═══ The input ═══
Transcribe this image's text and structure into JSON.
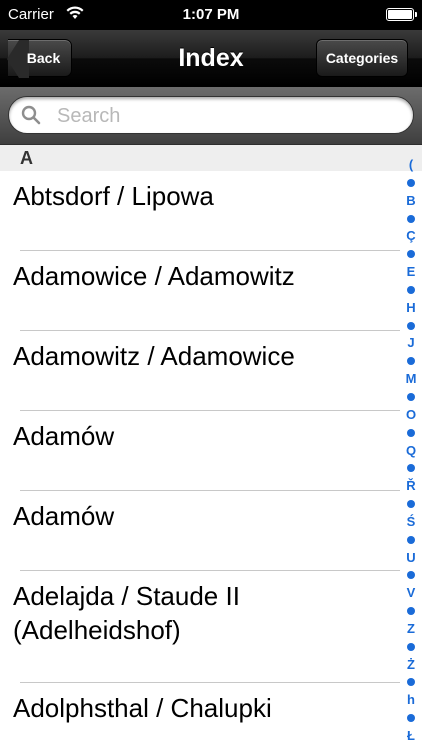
{
  "statusbar": {
    "carrier": "Carrier",
    "time": "1:07 PM"
  },
  "navbar": {
    "title": "Index",
    "back_label": "Back",
    "categories_label": "Categories"
  },
  "search": {
    "placeholder": "Search"
  },
  "section": {
    "letter": "A"
  },
  "rows": [
    {
      "label": "Abtsdorf / Lipowa"
    },
    {
      "label": "Adamowice / Adamowitz"
    },
    {
      "label": "Adamowitz / Adamowice"
    },
    {
      "label": "Adamów"
    },
    {
      "label": "Adamów"
    },
    {
      "label": "Adelajda / Staude II (Adelheidshof)"
    },
    {
      "label": "Adolphsthal / Chalupki"
    }
  ],
  "index": [
    "(",
    "•",
    "B",
    "•",
    "Ç",
    "•",
    "E",
    "•",
    "H",
    "•",
    "J",
    "•",
    "M",
    "•",
    "O",
    "•",
    "Q",
    "•",
    "Ř",
    "•",
    "Ś",
    "•",
    "U",
    "•",
    "V",
    "•",
    "Z",
    "•",
    "Ż",
    "•",
    "h",
    "•",
    "Ł"
  ],
  "colors": {
    "index_accent": "#1a6bd8"
  }
}
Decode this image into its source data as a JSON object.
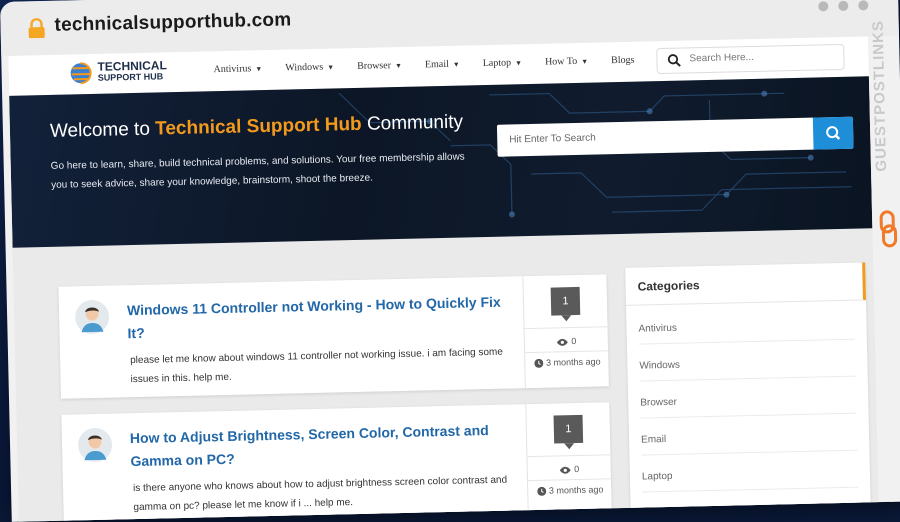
{
  "browser": {
    "url": "technicalsupporthub.com",
    "lock_icon": "lock-icon"
  },
  "site": {
    "logo": {
      "line1": "TECHNICAL",
      "line2": "SUPPORT HUB"
    },
    "nav": [
      {
        "label": "Antivirus",
        "dropdown": true
      },
      {
        "label": "Windows",
        "dropdown": true
      },
      {
        "label": "Browser",
        "dropdown": true
      },
      {
        "label": "Email",
        "dropdown": true
      },
      {
        "label": "Laptop",
        "dropdown": true
      },
      {
        "label": "How To",
        "dropdown": true
      },
      {
        "label": "Blogs",
        "dropdown": false
      }
    ],
    "search_placeholder": "Search Here..."
  },
  "hero": {
    "welcome": "Welcome to",
    "brand": "Technical Support Hub",
    "community": "Community",
    "description": "Go here to learn, share, build technical problems, and solutions. Your free membership allows you to seek advice, share your knowledge, brainstorm, shoot the breeze.",
    "search_placeholder": "Hit Enter To Search"
  },
  "posts": [
    {
      "title": "Windows 11 Controller not Working - How to Quickly Fix It?",
      "excerpt": "please let me know about windows 11 controller not working issue. i am facing some issues in this. help me.",
      "answers": "1",
      "views": "0",
      "time": "3 months ago"
    },
    {
      "title": "How to Adjust Brightness, Screen Color, Contrast and Gamma on PC?",
      "excerpt": "is there anyone who knows about how to adjust brightness screen color contrast and gamma on pc? please let me know if i ... help me.",
      "answers": "1",
      "views": "0",
      "time": "3 months ago"
    }
  ],
  "sidebar": {
    "title": "Categories",
    "items": [
      "Antivirus",
      "Windows",
      "Browser",
      "Email",
      "Laptop"
    ]
  },
  "watermark": {
    "text": "GUESTPOSTLINKS"
  },
  "colors": {
    "accent": "#f39a1d",
    "link": "#2267a8",
    "button": "#1f8ed8"
  }
}
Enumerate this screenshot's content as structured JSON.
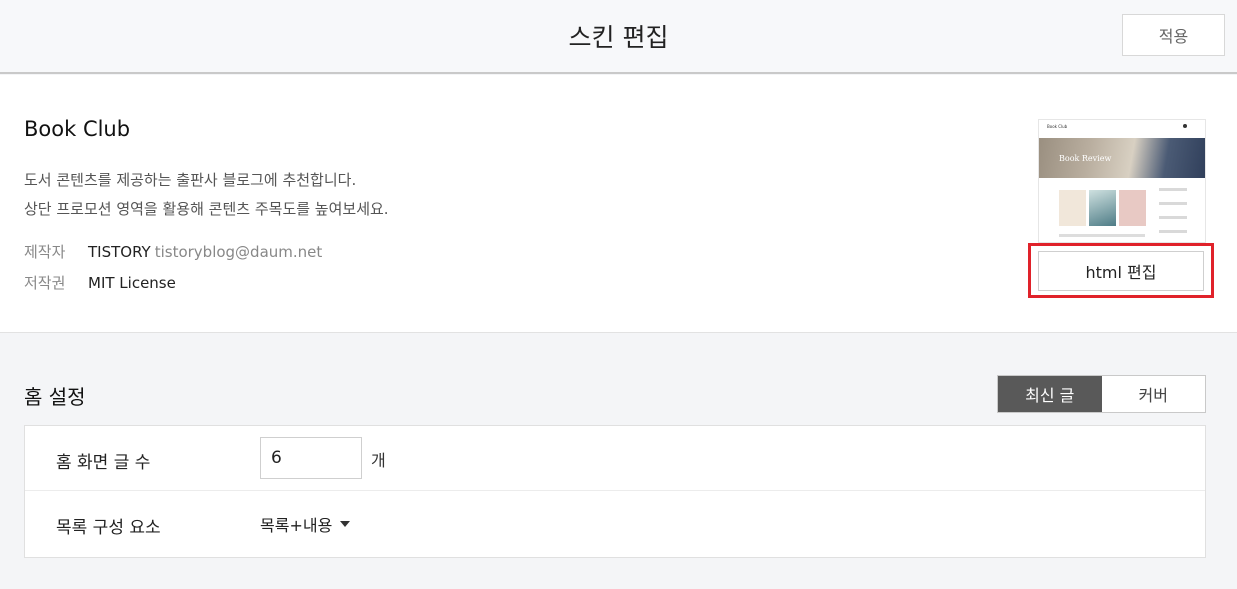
{
  "header": {
    "title": "스킨 편집",
    "apply_label": "적용"
  },
  "skin": {
    "name": "Book Club",
    "description_lines": [
      "도서 콘텐츠를 제공하는 출판사 블로그에 추천합니다.",
      "상단 프로모션 영역을 활용해 콘텐츠 주목도를 높여보세요."
    ],
    "author_label": "제작자",
    "author_name": "TISTORY",
    "author_email": "tistoryblog@daum.net",
    "license_label": "저작권",
    "license_value": "MIT License",
    "preview": {
      "blog_title": "Book Club",
      "banner_text": "Book Review"
    },
    "html_edit_label": "html 편집",
    "highlight_color": "#e0222a"
  },
  "home_settings": {
    "title": "홈 설정",
    "tabs": [
      {
        "label": "최신 글",
        "active": true
      },
      {
        "label": "커버",
        "active": false
      }
    ],
    "rows": {
      "post_count_label": "홈 화면 글 수",
      "post_count_value": "6",
      "post_count_unit": "개",
      "list_composition_label": "목록 구성 요소",
      "list_composition_value": "목록+내용"
    }
  }
}
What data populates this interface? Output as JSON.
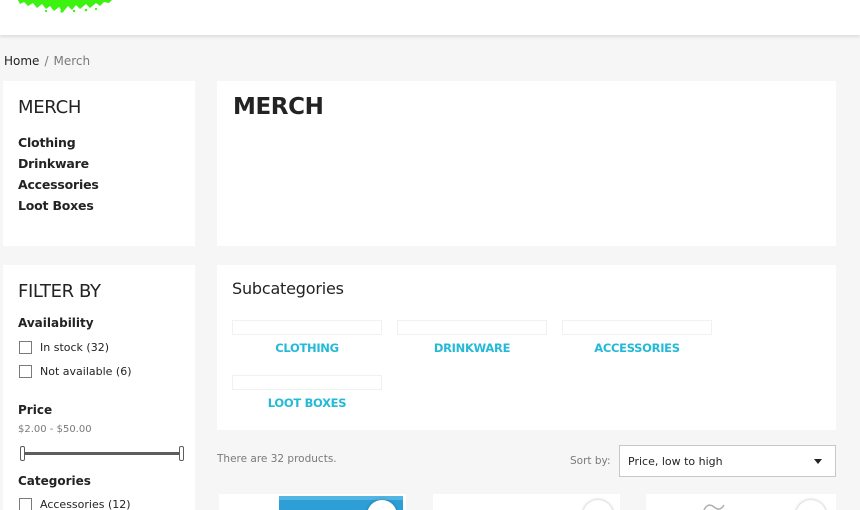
{
  "breadcrumb": {
    "home": "Home",
    "separator": "/",
    "current": "Merch"
  },
  "sidebar": {
    "title": "MERCH",
    "items": [
      {
        "label": "Clothing"
      },
      {
        "label": "Drinkware"
      },
      {
        "label": "Accessories"
      },
      {
        "label": "Loot Boxes"
      }
    ]
  },
  "main": {
    "title": "MERCH"
  },
  "filter": {
    "title": "FILTER BY",
    "availability": {
      "title": "Availability",
      "options": [
        {
          "label": "In stock (32)"
        },
        {
          "label": "Not available (6)"
        }
      ]
    },
    "price": {
      "title": "Price",
      "range": "$2.00 - $50.00"
    },
    "categories": {
      "title": "Categories",
      "options": [
        {
          "label": "Accessories (12)"
        }
      ]
    }
  },
  "subcategories": {
    "title": "Subcategories",
    "items": [
      {
        "label": "CLOTHING"
      },
      {
        "label": "DRINKWARE"
      },
      {
        "label": "ACCESSORIES"
      },
      {
        "label": "LOOT BOXES"
      }
    ]
  },
  "products": {
    "count_text": "There are 32 products.",
    "sort_label": "Sort by:",
    "sort_value": "Price, low to high"
  },
  "colors": {
    "accent": "#24b9d7",
    "logo": "#3cf210",
    "text": "#232323",
    "muted": "#7a7a7a",
    "background": "#f6f6f6"
  },
  "icons": {
    "logo": "green-brush-logo",
    "sort_caret": "caret-down-icon",
    "wishlist": "heart-icon"
  }
}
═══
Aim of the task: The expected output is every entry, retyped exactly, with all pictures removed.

Output:
Transcribe this image's text and structure into JSON.
{
  "statusbar": {
    "carrier": "Carrier",
    "time": "1:07 PM"
  },
  "navbar": {
    "title": "Index",
    "back_label": "Back",
    "categories_label": "Categories"
  },
  "search": {
    "placeholder": "Search"
  },
  "section": {
    "letter": "A"
  },
  "rows": [
    {
      "label": "Abtsdorf / Lipowa"
    },
    {
      "label": "Adamowice / Adamowitz"
    },
    {
      "label": "Adamowitz / Adamowice"
    },
    {
      "label": "Adamów"
    },
    {
      "label": "Adamów"
    },
    {
      "label": "Adelajda / Staude II (Adelheidshof)"
    },
    {
      "label": "Adolphsthal / Chalupki"
    }
  ],
  "index": [
    "(",
    "•",
    "B",
    "•",
    "Ç",
    "•",
    "E",
    "•",
    "H",
    "•",
    "J",
    "•",
    "M",
    "•",
    "O",
    "•",
    "Q",
    "•",
    "Ř",
    "•",
    "Ś",
    "•",
    "U",
    "•",
    "V",
    "•",
    "Z",
    "•",
    "Ż",
    "•",
    "h",
    "•",
    "Ł"
  ],
  "colors": {
    "index_accent": "#1a6bd8"
  }
}
Decode this image into its source data as a JSON object.
{
  "browser": {
    "url": "technicalsupporthub.com",
    "lock_icon": "lock-icon"
  },
  "site": {
    "logo": {
      "line1": "TECHNICAL",
      "line2": "SUPPORT HUB"
    },
    "nav": [
      {
        "label": "Antivirus",
        "dropdown": true
      },
      {
        "label": "Windows",
        "dropdown": true
      },
      {
        "label": "Browser",
        "dropdown": true
      },
      {
        "label": "Email",
        "dropdown": true
      },
      {
        "label": "Laptop",
        "dropdown": true
      },
      {
        "label": "How To",
        "dropdown": true
      },
      {
        "label": "Blogs",
        "dropdown": false
      }
    ],
    "search_placeholder": "Search Here..."
  },
  "hero": {
    "welcome": "Welcome to",
    "brand": "Technical Support Hub",
    "community": "Community",
    "description": "Go here to learn, share, build technical problems, and solutions. Your free membership allows you to seek advice, share your knowledge, brainstorm, shoot the breeze.",
    "search_placeholder": "Hit Enter To Search"
  },
  "posts": [
    {
      "title": "Windows 11 Controller not Working - How to Quickly Fix It?",
      "excerpt": "please let me know about windows 11 controller not working issue. i am facing some issues in this. help me.",
      "answers": "1",
      "views": "0",
      "time": "3 months ago"
    },
    {
      "title": "How to Adjust Brightness, Screen Color, Contrast and Gamma on PC?",
      "excerpt": "is there anyone who knows about how to adjust brightness screen color contrast and gamma on pc? please let me know if i ... help me.",
      "answers": "1",
      "views": "0",
      "time": "3 months ago"
    }
  ],
  "sidebar": {
    "title": "Categories",
    "items": [
      "Antivirus",
      "Windows",
      "Browser",
      "Email",
      "Laptop"
    ]
  },
  "watermark": {
    "text": "GUESTPOSTLINKS"
  },
  "colors": {
    "accent": "#f39a1d",
    "link": "#2267a8",
    "button": "#1f8ed8"
  }
}
Enumerate this screenshot's content as structured JSON.
{
  "header": {
    "title": "스킨 편집",
    "apply_label": "적용"
  },
  "skin": {
    "name": "Book Club",
    "description_lines": [
      "도서 콘텐츠를 제공하는 출판사 블로그에 추천합니다.",
      "상단 프로모션 영역을 활용해 콘텐츠 주목도를 높여보세요."
    ],
    "author_label": "제작자",
    "author_name": "TISTORY",
    "author_email": "tistoryblog@daum.net",
    "license_label": "저작권",
    "license_value": "MIT License",
    "preview": {
      "blog_title": "Book Club",
      "banner_text": "Book Review"
    },
    "html_edit_label": "html 편집",
    "highlight_color": "#e0222a"
  },
  "home_settings": {
    "title": "홈 설정",
    "tabs": [
      {
        "label": "최신 글",
        "active": true
      },
      {
        "label": "커버",
        "active": false
      }
    ],
    "rows": {
      "post_count_label": "홈 화면 글 수",
      "post_count_value": "6",
      "post_count_unit": "개",
      "list_composition_label": "목록 구성 요소",
      "list_composition_value": "목록+내용"
    }
  }
}
What data populates this interface? Output as JSON.
{
  "breadcrumb": {
    "home": "Home",
    "separator": "/",
    "current": "Merch"
  },
  "sidebar": {
    "title": "MERCH",
    "items": [
      {
        "label": "Clothing"
      },
      {
        "label": "Drinkware"
      },
      {
        "label": "Accessories"
      },
      {
        "label": "Loot Boxes"
      }
    ]
  },
  "main": {
    "title": "MERCH"
  },
  "filter": {
    "title": "FILTER BY",
    "availability": {
      "title": "Availability",
      "options": [
        {
          "label": "In stock (32)"
        },
        {
          "label": "Not available (6)"
        }
      ]
    },
    "price": {
      "title": "Price",
      "range": "$2.00 - $50.00"
    },
    "categories": {
      "title": "Categories",
      "options": [
        {
          "label": "Accessories (12)"
        }
      ]
    }
  },
  "subcategories": {
    "title": "Subcategories",
    "items": [
      {
        "label": "CLOTHING"
      },
      {
        "label": "DRINKWARE"
      },
      {
        "label": "ACCESSORIES"
      },
      {
        "label": "LOOT BOXES"
      }
    ]
  },
  "products": {
    "count_text": "There are 32 products.",
    "sort_label": "Sort by:",
    "sort_value": "Price, low to high"
  },
  "colors": {
    "accent": "#24b9d7",
    "logo": "#3cf210",
    "text": "#232323",
    "muted": "#7a7a7a",
    "background": "#f6f6f6"
  },
  "icons": {
    "logo": "green-brush-logo",
    "sort_caret": "caret-down-icon",
    "wishlist": "heart-icon"
  }
}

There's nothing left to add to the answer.